One year ago, thousands of people in Buffalo joined millions of people across the country in marches held to protest the inauguration of President Trump.
On Sunday, the anniversary of the initial round of Women's Marches, thousands of protesters gathered again in Buffalo to decry the president's first 12 months in office and to promote equal rights for all.
A diverse crowd of girls and women – along with numerous men – filled a good portion of Niagara Square outside City Hall on Sunday afternoon before they marched through downtown Buffalo to call for stronger protections for abortion rights, the LGBTQ community, immigrants, the environment, prisoners, victims of sexual harassment and others.
"It's just important to protest, and be like, 'No, I'm going to stand up for my rights, and no one can take them away,' " said Carolyn Dokey, 14, a West Side resident who attended last year's march with her mother and this year's march with her father, Bill. She held a sign that read, "My Rights Are Not Up For Grabs. Neither Is My Body."
The protesters carried handmade signs with messages ranging from the defiant to the humorous, with many too vulgar for a family newspaper. A number of marchers wore the pink, knitted hats that came to symbolize the first Women's Marches, while one came as a head-to-toe Statue of Liberty.
"My hope is that it will make it abundantly clear to the current administration that what's going on now is not normal, and it is not OK," said Sherry Byrnes, who lives in North Buffalo and works for a human services organization. Byrnes, whose pink hat had "Resist" printed on it, lamented the president's judicial appointments.
An estimated 2,500 to 3,000 protesters attended the 2017 Buffalo rally held to coincide with the national Women's March in Washington, D.C. Buffalo police said about 4,500 people came out this year.
Tanya Loughead, chair of the gender justice task force for the Western New York Peace Center, told the marchers outside City Hall that they aren't content with simply seeking to return to the way things were one year ago. She said people want economic equality as well as justice for queer and transgender people, people of color and refugees.
"We want it all, and we're not settling for less," Loughead said to roars from the audience, who held up signs reading "I Love People from S---hole Countries" and "Elect a Clown, Expect a Circus."
Buffalo Mayor Byron W. Brown also spoke at the march.
"We will take our country back from hate," Brown said.
People who gathered at Niagara Square said they came because they wanted to send a message to the president and, in some cases, to daughters they brought along with them.
Dylyn Harrison of Niagara Falls and Anna Ross of North Buffalo carried signs with nearly the same message: "Grab Them By the Mid-Terms."
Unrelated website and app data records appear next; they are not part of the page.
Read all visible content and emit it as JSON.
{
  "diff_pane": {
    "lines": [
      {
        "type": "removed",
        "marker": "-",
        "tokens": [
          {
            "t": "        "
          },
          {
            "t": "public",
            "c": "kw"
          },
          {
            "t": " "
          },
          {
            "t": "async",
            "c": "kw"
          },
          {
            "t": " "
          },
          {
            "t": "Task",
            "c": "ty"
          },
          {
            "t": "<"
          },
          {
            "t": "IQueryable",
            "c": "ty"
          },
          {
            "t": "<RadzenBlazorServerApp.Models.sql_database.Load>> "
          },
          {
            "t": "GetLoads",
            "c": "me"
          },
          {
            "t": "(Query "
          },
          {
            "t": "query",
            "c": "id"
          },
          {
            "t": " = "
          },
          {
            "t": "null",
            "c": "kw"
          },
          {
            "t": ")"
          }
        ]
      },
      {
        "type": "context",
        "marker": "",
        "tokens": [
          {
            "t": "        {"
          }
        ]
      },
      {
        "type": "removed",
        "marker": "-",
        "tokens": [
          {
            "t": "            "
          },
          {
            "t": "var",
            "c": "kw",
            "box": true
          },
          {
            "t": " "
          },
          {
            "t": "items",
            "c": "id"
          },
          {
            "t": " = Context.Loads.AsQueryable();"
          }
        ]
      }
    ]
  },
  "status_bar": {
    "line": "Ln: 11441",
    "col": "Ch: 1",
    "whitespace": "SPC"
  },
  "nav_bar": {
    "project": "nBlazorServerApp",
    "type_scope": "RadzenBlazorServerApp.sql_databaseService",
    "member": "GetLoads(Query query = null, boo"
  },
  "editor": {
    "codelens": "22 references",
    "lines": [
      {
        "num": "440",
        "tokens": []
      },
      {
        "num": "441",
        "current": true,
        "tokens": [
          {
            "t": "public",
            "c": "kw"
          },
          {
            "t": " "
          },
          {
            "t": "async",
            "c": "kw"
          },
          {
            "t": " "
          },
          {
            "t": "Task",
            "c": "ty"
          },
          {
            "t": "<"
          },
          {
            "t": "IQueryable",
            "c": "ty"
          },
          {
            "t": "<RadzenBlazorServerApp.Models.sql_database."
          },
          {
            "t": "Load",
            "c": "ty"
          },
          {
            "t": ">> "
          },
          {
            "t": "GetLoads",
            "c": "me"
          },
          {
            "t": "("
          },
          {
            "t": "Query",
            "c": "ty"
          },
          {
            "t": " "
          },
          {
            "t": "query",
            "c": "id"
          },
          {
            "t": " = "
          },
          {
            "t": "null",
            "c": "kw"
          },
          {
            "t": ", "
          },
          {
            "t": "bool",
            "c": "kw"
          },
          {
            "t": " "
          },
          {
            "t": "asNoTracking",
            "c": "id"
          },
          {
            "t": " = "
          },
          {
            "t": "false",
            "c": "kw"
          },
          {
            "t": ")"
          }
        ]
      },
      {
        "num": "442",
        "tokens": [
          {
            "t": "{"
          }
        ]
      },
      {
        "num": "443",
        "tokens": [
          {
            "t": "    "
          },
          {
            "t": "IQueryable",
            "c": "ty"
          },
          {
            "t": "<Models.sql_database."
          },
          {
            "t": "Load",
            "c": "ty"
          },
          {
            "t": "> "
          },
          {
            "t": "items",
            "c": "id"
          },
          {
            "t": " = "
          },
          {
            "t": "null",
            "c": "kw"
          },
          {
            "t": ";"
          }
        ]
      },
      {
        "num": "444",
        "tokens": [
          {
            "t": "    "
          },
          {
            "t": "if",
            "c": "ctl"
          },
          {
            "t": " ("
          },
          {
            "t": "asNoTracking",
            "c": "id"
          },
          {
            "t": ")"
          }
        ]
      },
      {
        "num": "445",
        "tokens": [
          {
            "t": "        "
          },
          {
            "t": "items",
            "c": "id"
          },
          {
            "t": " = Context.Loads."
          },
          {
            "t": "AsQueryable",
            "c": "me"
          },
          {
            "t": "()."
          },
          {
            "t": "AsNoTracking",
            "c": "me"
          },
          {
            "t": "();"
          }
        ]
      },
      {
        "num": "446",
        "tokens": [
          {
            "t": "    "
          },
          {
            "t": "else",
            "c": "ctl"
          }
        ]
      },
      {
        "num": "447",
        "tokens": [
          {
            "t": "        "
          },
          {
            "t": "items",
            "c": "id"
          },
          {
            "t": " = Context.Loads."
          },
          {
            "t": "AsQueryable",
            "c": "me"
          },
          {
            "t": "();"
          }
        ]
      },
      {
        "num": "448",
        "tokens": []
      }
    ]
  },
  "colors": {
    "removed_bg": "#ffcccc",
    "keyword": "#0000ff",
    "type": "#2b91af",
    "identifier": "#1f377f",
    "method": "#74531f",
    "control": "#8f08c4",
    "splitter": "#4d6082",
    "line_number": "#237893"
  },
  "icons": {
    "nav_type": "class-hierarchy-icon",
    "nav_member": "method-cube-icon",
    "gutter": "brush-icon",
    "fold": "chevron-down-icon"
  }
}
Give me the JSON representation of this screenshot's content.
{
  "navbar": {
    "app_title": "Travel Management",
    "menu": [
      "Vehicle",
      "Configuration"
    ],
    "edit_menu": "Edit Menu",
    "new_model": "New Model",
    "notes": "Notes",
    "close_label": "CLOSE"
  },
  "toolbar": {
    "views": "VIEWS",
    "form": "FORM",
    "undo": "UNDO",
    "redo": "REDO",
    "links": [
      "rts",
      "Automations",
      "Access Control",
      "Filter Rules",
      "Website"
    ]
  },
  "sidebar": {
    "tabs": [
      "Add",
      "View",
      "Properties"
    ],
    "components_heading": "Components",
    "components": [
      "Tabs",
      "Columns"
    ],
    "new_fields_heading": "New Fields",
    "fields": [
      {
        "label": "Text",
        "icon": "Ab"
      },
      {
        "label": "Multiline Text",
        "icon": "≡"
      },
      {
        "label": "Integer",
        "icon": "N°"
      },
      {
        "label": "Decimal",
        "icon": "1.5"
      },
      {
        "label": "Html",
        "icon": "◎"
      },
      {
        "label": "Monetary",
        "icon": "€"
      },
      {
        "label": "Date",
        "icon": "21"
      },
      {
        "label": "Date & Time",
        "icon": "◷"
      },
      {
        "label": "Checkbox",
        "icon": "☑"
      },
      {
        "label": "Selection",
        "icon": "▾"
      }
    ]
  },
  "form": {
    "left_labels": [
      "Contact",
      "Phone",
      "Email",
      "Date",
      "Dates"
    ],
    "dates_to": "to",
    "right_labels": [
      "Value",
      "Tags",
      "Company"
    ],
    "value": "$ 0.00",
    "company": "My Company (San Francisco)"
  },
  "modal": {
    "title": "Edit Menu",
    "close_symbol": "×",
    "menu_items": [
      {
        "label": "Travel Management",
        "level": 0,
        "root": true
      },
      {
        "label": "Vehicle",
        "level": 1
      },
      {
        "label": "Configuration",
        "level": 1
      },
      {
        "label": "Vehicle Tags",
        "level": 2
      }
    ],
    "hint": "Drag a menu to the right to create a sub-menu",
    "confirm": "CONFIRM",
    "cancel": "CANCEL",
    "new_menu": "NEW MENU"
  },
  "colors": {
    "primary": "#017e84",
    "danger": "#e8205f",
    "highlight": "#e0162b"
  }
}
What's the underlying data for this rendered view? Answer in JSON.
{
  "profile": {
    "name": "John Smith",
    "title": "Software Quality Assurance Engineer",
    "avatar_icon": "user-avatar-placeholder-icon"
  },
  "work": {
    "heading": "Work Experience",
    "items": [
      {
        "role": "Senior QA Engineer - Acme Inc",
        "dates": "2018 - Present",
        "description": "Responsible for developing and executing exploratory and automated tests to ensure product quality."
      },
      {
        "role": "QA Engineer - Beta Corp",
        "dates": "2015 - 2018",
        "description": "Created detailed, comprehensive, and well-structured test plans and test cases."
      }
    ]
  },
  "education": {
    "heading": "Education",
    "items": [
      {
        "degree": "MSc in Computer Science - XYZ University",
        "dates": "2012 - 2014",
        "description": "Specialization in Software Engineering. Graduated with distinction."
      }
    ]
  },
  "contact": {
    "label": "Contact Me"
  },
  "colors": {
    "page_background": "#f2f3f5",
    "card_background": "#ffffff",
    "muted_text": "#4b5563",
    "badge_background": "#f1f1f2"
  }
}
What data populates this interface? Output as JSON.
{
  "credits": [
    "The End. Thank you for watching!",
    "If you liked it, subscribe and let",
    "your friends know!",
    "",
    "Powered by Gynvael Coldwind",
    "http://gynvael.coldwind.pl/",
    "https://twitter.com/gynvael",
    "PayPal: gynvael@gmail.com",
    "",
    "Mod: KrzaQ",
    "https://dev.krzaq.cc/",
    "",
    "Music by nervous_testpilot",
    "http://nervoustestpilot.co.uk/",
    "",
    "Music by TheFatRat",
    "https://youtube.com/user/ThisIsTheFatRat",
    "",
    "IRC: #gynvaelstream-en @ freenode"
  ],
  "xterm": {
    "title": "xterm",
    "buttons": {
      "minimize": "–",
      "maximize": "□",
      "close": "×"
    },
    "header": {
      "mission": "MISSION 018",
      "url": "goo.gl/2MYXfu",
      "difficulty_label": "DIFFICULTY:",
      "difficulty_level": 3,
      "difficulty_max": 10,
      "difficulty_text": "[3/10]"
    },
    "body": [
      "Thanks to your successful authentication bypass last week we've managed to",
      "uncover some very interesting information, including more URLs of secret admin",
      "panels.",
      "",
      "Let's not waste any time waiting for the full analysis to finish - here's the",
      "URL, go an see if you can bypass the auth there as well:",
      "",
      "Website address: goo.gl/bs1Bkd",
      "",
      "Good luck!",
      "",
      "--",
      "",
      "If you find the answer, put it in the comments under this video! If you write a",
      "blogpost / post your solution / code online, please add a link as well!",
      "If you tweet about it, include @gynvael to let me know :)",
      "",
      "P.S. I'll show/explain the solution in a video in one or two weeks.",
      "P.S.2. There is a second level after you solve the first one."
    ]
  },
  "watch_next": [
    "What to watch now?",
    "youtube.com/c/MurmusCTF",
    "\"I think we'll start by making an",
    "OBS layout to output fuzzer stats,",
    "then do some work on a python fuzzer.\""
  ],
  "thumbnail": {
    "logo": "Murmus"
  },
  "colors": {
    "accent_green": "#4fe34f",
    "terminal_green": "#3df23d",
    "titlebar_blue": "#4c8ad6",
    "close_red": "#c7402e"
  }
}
"We can't back down. We've got three more years of this," Harrison said, who is worried about health care and immigrants who were brought to this country as children.
Michelle Morales of South Buffalo brought her daughter, Ahnalya, who is 2 and wore a Minnie Mouse hat.
"We're making history right now, just being here. I wanted to expose my daughter to it," Morales said. "There's something very powerful and positive and enlightening."
Maya Fleissner, who is 6, came from Amherst with her mother, Katie. Maya held a sign that had the words "Girl Power" written on the universal sign for women.
"It means we have power," Maya said.
After some preliminary remarks and songs from the Women's Resistance Revival Chorus, the marchers set off. Buffalo police had blocked off the street around the McKinley Monument as well as portions of Delaware Avenue, Church Street and Main Street and the rest of the route of the march.
Dina Thompson, board president of the Erie County Restorative Justice Coalition, said she's concerned Americans are badly split on economic, social and racial lines.
"I believe we are more divided than we've ever been," the North Buffalo resident said.
The marchers periodically stopped to listen to speakers on various issues.
Karima Amin, founder and director of Prisoners Are People Too, stood on the steps of the Erie County Holding Center and blasted Erie County Sheriff Timothy B. Howard's oversight of the jail.
"The racism behind this wall has got to stop," Amin said, citing the inmate and prisoner deaths that have occurred during Howard's tenure. Protesters chanted, "Lock him up." Howard and his aides have defended the jail's operations.
As she marched, Jill Clause, a member of the Tuscarora Indian Nation who gave an opening address at Niagara Square, criticized Scott Pruitt, Trump's selection as head of the U.S. Environmental Protection Agency, as "a horrible choice to protect the earth."
Deb Seifert didn't have to say a word to send her message. She was dressed as the Statue of Liberty, with a torch, a crown and a plastic mask with a tear painted on it.
"I think there's been an assault on immigrants, an assault on women, and so this embodies both of those," said the West Side resident. "It's so much worse than I even imagined."